NAPLES, Fla. — The Collier County Sheriff's Office released video showing its aviation unit locating a missing kayaker in the Florida Everglades on Monday.
Deputies said 67-year-old Mark Miele is at a local hospital in stable condition.
He left on a solo kayaking trip in Everglades National Park on Jan. 22. He was supposed to be gone a week, but he did not return on Jan. 29.
Rangers located a bag containing his wallet and cell phone on the bank of the Lopez River on Sunday.
By downloading the data on Mark's phone on Sunday night, deputies found his most recent coordinates logged on Jan. 31.
An aviation unit began a search of the area and several agencies helped rescue the man from Virginia. Those agencies included the Collier County Sheriff's Office Aviation Team and Marine Unit, the National Parks Service and the Florida Fish and Wildlife Conservation Commission.
Byron Kerns, a former U.S. Air Force SERE Instructor, teaches survival lessons in Georgia and Florida. This weekend, he is teaching a class near the Ocala National Forest.
"The cell phone was terrific. The personal flotation device was absolutely a lifesaver in this situation," said Byron Kerns.
Officials have not said when or why the man's kayak flipped.
Here is the aviation video of the rescue:
Kerns said kayakers and hikers should carry a mirror in case they get lost.
"With the good sun, it could be seen 20 miles away if they are looking for him, but thank goodness for the cell phone," said Kerns.
Kerns suggested kayakers should carry adequate water.
"Water keeps you strong. A good human being after day four... they start to go downhill fast due to the lack of water and they become very weak," he said.
He suggests always taking a buddy along for a trip.
"There's a risk going out there alone. It is just not a good idea," said Kerns.
Miele's family is grateful to have him back safe and thanked his rescuers.
The sheriff's office released the following statement on behalf of the family:
Mark is recovering and is stable. We thank the Collier County Sheriff’s Office, the National Park Service and all of the search rangers, and the Fish and Wildlife Commission. We couldn’t have worked with a more wonderful, caring, kind, and straightforward group of people. It’s a miracle he’s alive and in the condition he is in. We would also like to thank the professionals at Physicians Regional Hospital (Collier Boulevard) for their competency and caring ways.
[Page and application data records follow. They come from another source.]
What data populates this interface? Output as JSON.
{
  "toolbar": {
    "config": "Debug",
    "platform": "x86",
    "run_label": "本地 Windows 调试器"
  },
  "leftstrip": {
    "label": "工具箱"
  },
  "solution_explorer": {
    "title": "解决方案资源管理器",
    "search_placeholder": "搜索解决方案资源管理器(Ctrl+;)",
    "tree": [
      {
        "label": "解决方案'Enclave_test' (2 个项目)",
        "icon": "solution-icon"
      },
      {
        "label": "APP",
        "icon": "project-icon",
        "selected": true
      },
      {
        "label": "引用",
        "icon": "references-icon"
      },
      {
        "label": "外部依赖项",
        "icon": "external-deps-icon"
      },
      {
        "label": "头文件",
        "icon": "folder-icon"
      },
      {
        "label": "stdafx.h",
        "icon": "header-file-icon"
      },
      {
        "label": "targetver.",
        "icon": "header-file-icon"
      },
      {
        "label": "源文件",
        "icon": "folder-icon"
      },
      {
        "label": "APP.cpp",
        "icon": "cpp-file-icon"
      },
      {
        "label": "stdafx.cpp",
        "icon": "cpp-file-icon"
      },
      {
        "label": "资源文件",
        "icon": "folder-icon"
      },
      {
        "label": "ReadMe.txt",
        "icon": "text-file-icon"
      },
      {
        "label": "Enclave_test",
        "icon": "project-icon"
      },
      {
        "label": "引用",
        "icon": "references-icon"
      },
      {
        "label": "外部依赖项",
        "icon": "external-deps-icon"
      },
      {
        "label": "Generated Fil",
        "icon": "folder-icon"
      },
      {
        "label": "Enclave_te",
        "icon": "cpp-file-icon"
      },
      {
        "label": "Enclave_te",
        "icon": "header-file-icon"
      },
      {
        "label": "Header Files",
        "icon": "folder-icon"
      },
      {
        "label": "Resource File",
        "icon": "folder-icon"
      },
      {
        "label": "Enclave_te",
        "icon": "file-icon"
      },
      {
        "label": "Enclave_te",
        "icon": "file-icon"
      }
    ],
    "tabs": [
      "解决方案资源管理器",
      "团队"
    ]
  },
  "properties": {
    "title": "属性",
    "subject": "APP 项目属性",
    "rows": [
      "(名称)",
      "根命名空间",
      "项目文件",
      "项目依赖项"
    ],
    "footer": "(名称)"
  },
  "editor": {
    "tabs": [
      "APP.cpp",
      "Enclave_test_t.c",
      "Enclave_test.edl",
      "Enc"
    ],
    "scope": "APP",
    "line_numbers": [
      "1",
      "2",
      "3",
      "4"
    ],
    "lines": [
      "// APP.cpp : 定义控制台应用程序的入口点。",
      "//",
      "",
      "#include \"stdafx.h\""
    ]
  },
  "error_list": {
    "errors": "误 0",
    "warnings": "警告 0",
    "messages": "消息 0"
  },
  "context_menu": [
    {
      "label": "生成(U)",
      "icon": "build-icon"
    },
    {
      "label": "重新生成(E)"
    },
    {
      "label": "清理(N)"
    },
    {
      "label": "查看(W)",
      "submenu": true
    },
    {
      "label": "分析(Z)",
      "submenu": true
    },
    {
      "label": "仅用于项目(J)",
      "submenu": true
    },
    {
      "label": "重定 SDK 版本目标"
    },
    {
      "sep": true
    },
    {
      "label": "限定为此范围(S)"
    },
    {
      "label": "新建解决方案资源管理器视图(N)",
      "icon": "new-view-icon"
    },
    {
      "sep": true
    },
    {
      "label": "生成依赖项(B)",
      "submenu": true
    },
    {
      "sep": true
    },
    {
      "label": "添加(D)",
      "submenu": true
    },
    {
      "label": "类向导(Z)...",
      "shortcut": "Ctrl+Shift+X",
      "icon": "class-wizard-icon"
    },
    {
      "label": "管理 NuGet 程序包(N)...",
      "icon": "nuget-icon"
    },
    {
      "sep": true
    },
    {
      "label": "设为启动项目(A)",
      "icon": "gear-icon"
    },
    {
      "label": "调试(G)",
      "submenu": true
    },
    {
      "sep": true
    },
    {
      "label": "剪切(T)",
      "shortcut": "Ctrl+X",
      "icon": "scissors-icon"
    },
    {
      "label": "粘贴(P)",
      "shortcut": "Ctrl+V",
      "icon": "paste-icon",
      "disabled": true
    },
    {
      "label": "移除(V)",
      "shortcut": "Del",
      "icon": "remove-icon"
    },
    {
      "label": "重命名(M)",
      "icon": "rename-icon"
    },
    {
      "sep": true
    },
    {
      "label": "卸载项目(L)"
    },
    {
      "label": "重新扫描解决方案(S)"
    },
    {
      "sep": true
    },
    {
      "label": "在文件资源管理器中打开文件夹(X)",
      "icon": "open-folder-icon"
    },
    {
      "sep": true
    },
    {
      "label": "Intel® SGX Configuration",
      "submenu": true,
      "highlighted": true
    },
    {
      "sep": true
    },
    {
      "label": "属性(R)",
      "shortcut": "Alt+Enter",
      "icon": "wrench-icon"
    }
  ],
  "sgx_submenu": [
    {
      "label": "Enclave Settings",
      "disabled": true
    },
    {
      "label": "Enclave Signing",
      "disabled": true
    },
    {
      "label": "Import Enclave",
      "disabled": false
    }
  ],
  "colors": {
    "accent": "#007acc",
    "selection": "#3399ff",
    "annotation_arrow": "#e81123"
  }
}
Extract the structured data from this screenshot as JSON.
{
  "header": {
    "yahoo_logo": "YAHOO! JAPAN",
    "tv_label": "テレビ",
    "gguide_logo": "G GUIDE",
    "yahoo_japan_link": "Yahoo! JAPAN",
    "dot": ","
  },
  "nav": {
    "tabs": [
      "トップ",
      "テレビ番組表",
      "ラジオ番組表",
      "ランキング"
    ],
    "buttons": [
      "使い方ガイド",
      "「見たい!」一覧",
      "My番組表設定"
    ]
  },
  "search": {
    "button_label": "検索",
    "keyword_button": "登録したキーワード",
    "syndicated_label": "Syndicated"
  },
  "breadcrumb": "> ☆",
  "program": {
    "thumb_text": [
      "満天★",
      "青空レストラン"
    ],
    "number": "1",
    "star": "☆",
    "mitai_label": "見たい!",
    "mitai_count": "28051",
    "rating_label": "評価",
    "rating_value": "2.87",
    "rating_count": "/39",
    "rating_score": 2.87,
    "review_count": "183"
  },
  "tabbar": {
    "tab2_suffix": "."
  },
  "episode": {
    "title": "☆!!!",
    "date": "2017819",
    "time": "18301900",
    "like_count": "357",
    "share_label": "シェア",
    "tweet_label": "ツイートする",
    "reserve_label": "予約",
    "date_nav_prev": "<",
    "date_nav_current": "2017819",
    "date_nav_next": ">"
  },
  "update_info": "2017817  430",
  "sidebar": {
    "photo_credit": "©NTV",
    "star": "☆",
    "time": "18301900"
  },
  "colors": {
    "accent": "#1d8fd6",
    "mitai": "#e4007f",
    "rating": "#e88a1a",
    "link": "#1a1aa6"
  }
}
"You never know what your will to survive will be until you're in that situation," said Kerns. "I'm really happy Mark came out okay. God Bless his family and everybody concerned."